(WHAT TO DO) Pull every line that includes the word "this" out of the data below and copy it.

(RECORD EXCERPTS)

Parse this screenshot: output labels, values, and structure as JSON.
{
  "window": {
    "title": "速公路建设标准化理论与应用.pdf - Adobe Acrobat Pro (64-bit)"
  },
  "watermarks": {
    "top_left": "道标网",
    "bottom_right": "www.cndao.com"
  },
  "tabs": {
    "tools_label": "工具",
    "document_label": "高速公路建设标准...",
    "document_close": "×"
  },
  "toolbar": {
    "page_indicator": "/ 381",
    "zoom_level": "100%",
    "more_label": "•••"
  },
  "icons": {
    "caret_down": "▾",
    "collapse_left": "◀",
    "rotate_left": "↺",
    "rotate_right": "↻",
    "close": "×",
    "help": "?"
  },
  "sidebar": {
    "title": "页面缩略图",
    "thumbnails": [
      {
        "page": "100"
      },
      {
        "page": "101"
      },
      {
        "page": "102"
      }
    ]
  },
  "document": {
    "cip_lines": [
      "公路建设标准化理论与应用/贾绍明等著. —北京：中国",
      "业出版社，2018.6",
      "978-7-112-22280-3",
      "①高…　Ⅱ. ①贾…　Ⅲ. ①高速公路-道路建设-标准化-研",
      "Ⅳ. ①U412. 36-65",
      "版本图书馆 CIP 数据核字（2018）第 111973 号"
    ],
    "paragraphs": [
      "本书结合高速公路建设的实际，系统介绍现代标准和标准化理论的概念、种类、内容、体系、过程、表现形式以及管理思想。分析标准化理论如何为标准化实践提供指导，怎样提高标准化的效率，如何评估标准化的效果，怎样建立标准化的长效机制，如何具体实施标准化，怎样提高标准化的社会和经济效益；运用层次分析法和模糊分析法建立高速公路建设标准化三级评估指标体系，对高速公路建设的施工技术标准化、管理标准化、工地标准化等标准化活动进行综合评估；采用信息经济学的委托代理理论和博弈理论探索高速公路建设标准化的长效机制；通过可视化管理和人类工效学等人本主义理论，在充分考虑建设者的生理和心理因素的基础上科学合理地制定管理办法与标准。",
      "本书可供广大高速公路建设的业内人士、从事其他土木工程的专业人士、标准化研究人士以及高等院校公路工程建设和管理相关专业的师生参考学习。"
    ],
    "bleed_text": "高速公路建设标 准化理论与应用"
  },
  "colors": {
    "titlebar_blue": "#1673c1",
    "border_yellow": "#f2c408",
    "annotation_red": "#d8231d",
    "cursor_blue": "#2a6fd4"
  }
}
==
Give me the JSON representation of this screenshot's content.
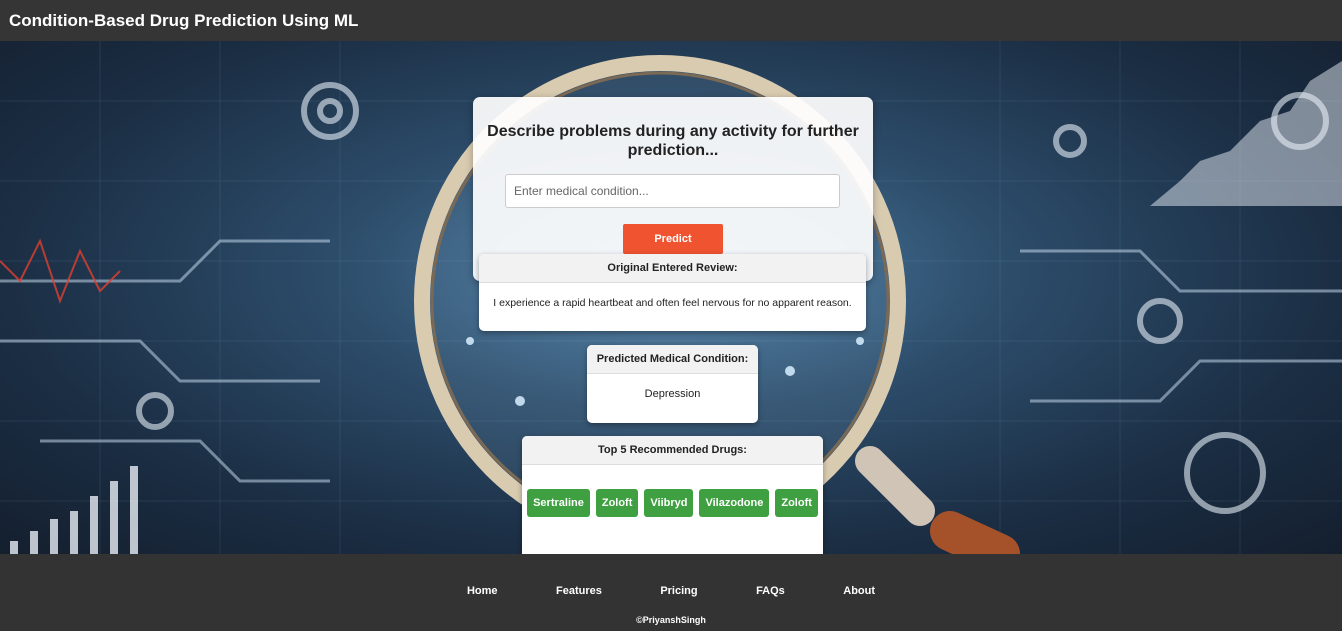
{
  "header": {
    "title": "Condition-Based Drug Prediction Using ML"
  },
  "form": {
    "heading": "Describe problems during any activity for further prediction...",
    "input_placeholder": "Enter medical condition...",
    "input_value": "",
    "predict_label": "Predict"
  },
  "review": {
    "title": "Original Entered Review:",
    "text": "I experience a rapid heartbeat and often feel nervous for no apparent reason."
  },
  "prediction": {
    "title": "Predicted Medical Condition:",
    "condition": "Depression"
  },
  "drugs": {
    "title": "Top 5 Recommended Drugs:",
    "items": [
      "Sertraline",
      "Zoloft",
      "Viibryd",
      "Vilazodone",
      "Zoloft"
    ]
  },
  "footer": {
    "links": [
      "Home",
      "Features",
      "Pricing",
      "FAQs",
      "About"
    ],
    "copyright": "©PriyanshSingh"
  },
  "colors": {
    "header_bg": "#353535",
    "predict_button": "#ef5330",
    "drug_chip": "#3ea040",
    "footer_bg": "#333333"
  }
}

(REPLY TO THE TASK)
Parse this screenshot: output labels, values, and structure as JSON.
Give me the JSON representation of this screenshot's content.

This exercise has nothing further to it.